The Supreme Court’s recent observations on Parliament’s authority to create Union Territories (UTs) from existing States, as presented in the judgment regarding the repeal of Article 370 and the Jammu and Kashmir Reorganisation Act 2019, reflect a nuanced interpretation of constitutional provisions and their implications.
Chief Justice DY Chandrachud, leading the Constitution Bench, highlighted the affirmation of Parliament’s power to create the Union Territory of Ladakh from the former State of Jammu and Kashmir. This validation was grounded in the interpretation of Article 3(a) of the Indian Constitution, which empowers Parliament to form new States by various means, including the separation of territory from an existing State. The Court underlined that Explanation 1 to Article 3 extends the definition of “State” to include Union territories, thereby legitimizing the creation of UTs from existing States.
However, a pivotal aspect left open for future interpretation was whether Parliament could diminish statehood by converting a State into one or more Union Territories. The Court emphasized the need for a comprehensive evaluation of the implications, including the impact on autonomy, historical context, federalism, and representative democracy in such state-to-UT conversions. This observation stressed the importance of considering the broader constitutional principles while interpreting the extent of powers under Article 3.
Regarding the role of the concerned State’s views in reorganisation matters, the Court clarified that although Article 3’s proviso allows for the State legislature’s opinion, it remains recommendatory and not binding on Parliament. Relying on prior legal precedent, the Court established that Parliament’s actions during the dissolution of the State Assembly and imposition of Presidential rule were valid, as the State legislature’s views do not mandate Parliamentary decisions.
Justice Sanjiv Khanna, concurring with the judgment, offered a cautionary note about the conversion of a State into a Union Territory. He highlighted the serious implications of such conversions, including depriving citizens of an elected state government and infringing upon federalism. Justice Khanna emphasized that converting or creating a UT from a State requires compelling justifications and strict compliance with the constitutional provisions outlined in Article 3.
The Court’s observations, elucidating the delicate balance between parliamentary powers, federal structure, and the rights of States, underscore the complexity of constitutional matters involving reorganisation.

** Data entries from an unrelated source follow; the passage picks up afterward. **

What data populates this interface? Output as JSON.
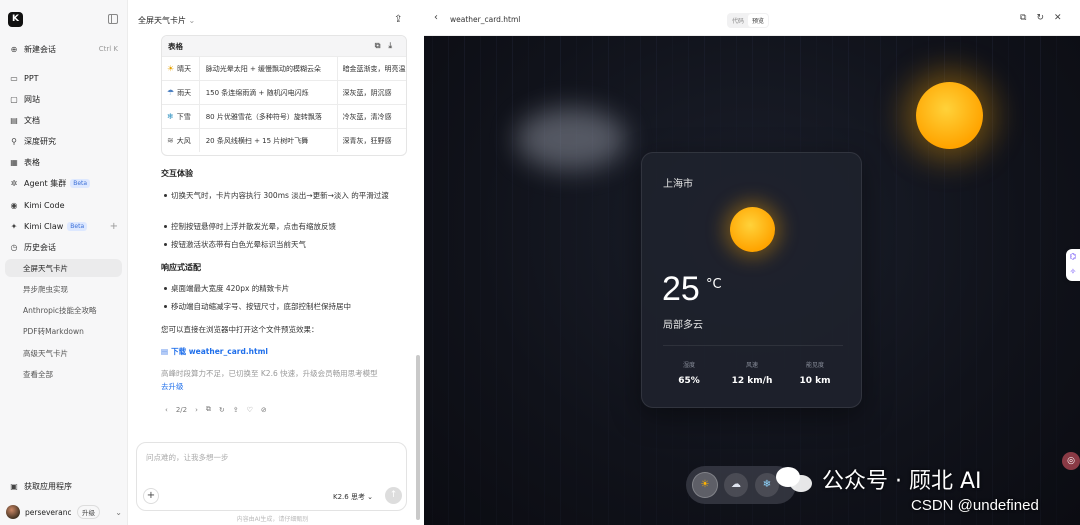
{
  "sidebar": {
    "logo": "K",
    "new_chat": {
      "label": "新建会话",
      "shortcut": "Ctrl  K"
    },
    "items": [
      {
        "label": "PPT",
        "icon": "ppt-icon"
      },
      {
        "label": "网站",
        "icon": "website-icon"
      },
      {
        "label": "文档",
        "icon": "document-icon"
      },
      {
        "label": "深度研究",
        "icon": "research-icon"
      },
      {
        "label": "表格",
        "icon": "table-icon"
      },
      {
        "label": "Agent 集群",
        "icon": "agent-icon",
        "badge": "Beta"
      },
      {
        "label": "Kimi Code",
        "icon": "code-icon"
      },
      {
        "label": "Kimi Claw",
        "icon": "claw-icon",
        "badge": "Beta"
      },
      {
        "label": "历史会话",
        "icon": "history-icon"
      }
    ],
    "history": [
      "全屏天气卡片",
      "异步爬虫实现",
      "Anthropic技能全攻略",
      "PDF转Markdown",
      "高级天气卡片",
      "查看全部"
    ],
    "get_app": "获取应用程序",
    "user": {
      "name": "perseveranc...",
      "upgrade": "升级"
    }
  },
  "chat": {
    "title": "全屏天气卡片",
    "table": {
      "title": "表格",
      "rows": [
        {
          "icon": "☀",
          "name": "晴天",
          "effect": "脉动光晕太阳 + 缓慢飘动的模糊云朵",
          "mood": "暗金蓝渐变，明亮温"
        },
        {
          "icon": "☂",
          "name": "雨天",
          "effect": "150 条连绵雨滴 + 随机闪电闪烁",
          "mood": "深灰蓝，阴沉感"
        },
        {
          "icon": "❄",
          "name": "下雪",
          "effect": "80 片优雅雪花（多种符号）旋转飘落",
          "mood": "冷灰蓝，清冷感"
        },
        {
          "icon": "≋",
          "name": "大风",
          "effect": "20 条风线横扫 + 15 片树叶飞舞",
          "mood": "深青灰，狂野感"
        }
      ]
    },
    "interaction": {
      "heading": "交互体验",
      "bullets": [
        "切换天气时，卡片内容执行 300ms 淡出→更新→淡入 的平滑过渡",
        "控制按钮悬停时上浮并散发光晕，点击有缩放反馈",
        "按钮激活状态带有白色光晕标识当前天气"
      ]
    },
    "responsive": {
      "heading": "响应式适配",
      "bullets": [
        "桌面端最大宽度 420px 的精致卡片",
        "移动端自动缩减字号、按钮尺寸，底部控制栏保持居中"
      ]
    },
    "open_hint": "您可以直接在浏览器中打开这个文件预览效果：",
    "download": {
      "prefix": "下载",
      "file": "weather_card.html"
    },
    "upgrade_hint": "高峰时段算力不足，已切换至 K2.6 快速，升级会员畅用思考模型",
    "upgrade_link": "去升级",
    "pager": "2/2",
    "input_placeholder": "问点难的，让我多想一步",
    "model": "K2.6 思考",
    "footer": "内容由AI生成，请仔细甄别"
  },
  "preview": {
    "filename": "weather_card.html",
    "tabs": [
      "代码",
      "预览"
    ],
    "active_tab": "预览",
    "card": {
      "city": "上海市",
      "temperature": "25",
      "unit": "°C",
      "condition": "局部多云",
      "stats": [
        {
          "label": "湿度",
          "value": "65%"
        },
        {
          "label": "风速",
          "value": "12 km/h"
        },
        {
          "label": "能见度",
          "value": "10 km"
        }
      ]
    },
    "controls": [
      {
        "icon": "sun-icon",
        "glyph": "☀"
      },
      {
        "icon": "cloud-icon",
        "glyph": "☁"
      },
      {
        "icon": "snow-icon",
        "glyph": "❄"
      }
    ]
  },
  "watermark": {
    "line1": "公众号 · 顾北 AI",
    "line2": "CSDN @undefined"
  },
  "colors": {
    "accent": "#1f6feb",
    "sun": "#ffa400",
    "stage_bg": "#10121a"
  }
}
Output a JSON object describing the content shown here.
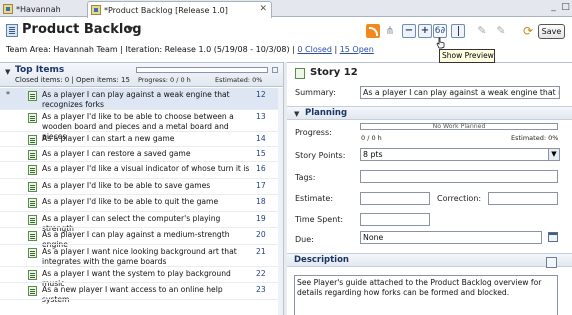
{
  "tabs": [
    {
      "label": "*Havannah"
    },
    {
      "label": "*Product Backlog [Release 1.0]"
    }
  ],
  "header": {
    "title": "Product Backlog",
    "team_area_label": "Team Area: Havannah Team | Iteration: Release 1.0 (5/19/08 - 10/3/08) |",
    "closed_link": "0 Closed",
    "separator": "|",
    "open_link": "15 Open",
    "save_label": "Save",
    "tooltip": "Show Preview"
  },
  "left": {
    "heading": "Top Items",
    "subheading": "Closed items: 0 | Open items: 15",
    "progress_label": "Progress: 0 / 0 h",
    "estimated_label": "Estimated: 0%",
    "items": [
      {
        "marker": "*",
        "text": "As a player I can play against a weak engine that recognizes forks",
        "num": "12"
      },
      {
        "marker": "",
        "text": "As a player I'd like to be able to choose between a wooden board and pieces and a metal board and pieces",
        "num": "13"
      },
      {
        "marker": "",
        "text": "As a player I can start a new game",
        "num": "14"
      },
      {
        "marker": "",
        "text": "As a player I can restore a saved game",
        "num": "15"
      },
      {
        "marker": "",
        "text": "As a player I'd like a visual indicator of whose turn it is",
        "num": "16"
      },
      {
        "marker": "",
        "text": "As a player I'd like to be able to save games",
        "num": "17"
      },
      {
        "marker": "",
        "text": "As a player I'd like to be able to quit the game",
        "num": "18"
      },
      {
        "marker": "",
        "text": "As a player I can select the computer's playing strength",
        "num": "19"
      },
      {
        "marker": "",
        "text": "As a player I can play against a medium-strength engine",
        "num": "20"
      },
      {
        "marker": "",
        "text": "As a player I want nice looking background art that integrates with the game boards",
        "num": "21"
      },
      {
        "marker": "",
        "text": "As a player I want the system to play background music",
        "num": "22"
      },
      {
        "marker": "",
        "text": "As a new player I want access to an online help system",
        "num": "23"
      }
    ]
  },
  "right": {
    "story_title": "Story 12",
    "summary_label": "Summary:",
    "summary_value": "As a player I can play against a weak engine that recognizes forks",
    "planning_heading": "Planning",
    "progress_label": "Progress:",
    "progress_bar_text": "No Work Planned",
    "progress_sub": "0 / 0 h",
    "estimated_sub": "Estimated: 0%",
    "story_points_label": "Story Points:",
    "story_points_value": "8 pts",
    "tags_label": "Tags:",
    "tags_value": "",
    "estimate_label": "Estimate:",
    "estimate_value": "",
    "correction_label": "Correction:",
    "correction_value": "",
    "time_spent_label": "Time Spent:",
    "time_spent_value": "",
    "due_label": "Due:",
    "due_value": "None",
    "description_heading": "Description",
    "description_text": "See Player's guide attached to the Product Backlog overview for details regarding how forks can be formed and blocked."
  }
}
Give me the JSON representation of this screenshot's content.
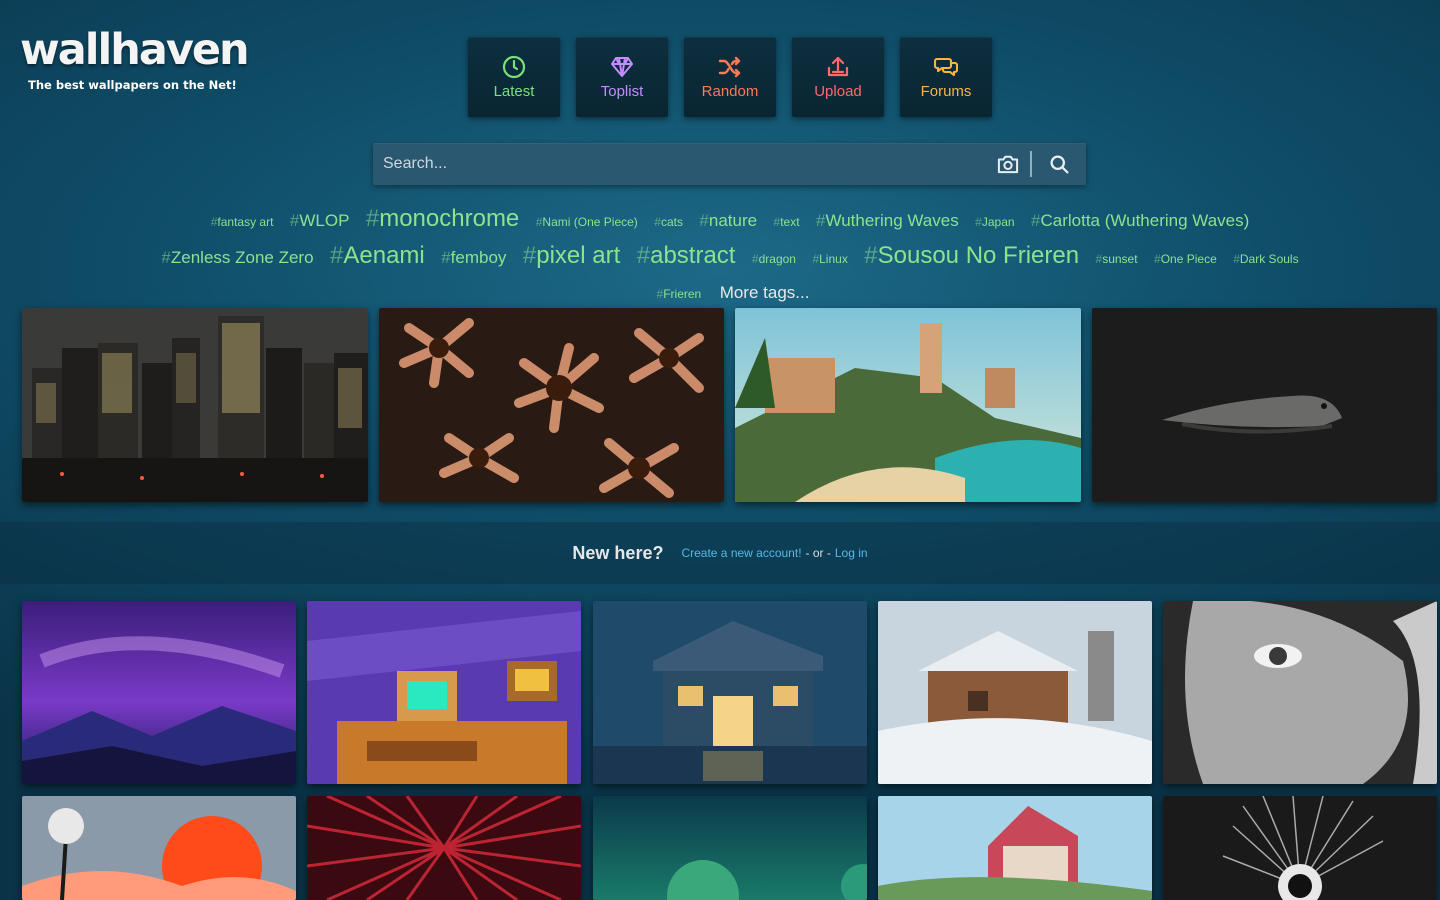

The ruling reaffirms Parliament’s discretion in carving out Union Territories from existing States while signaling the need for a more profound deliberation on the constitutional dimensions and consequences of such conversions.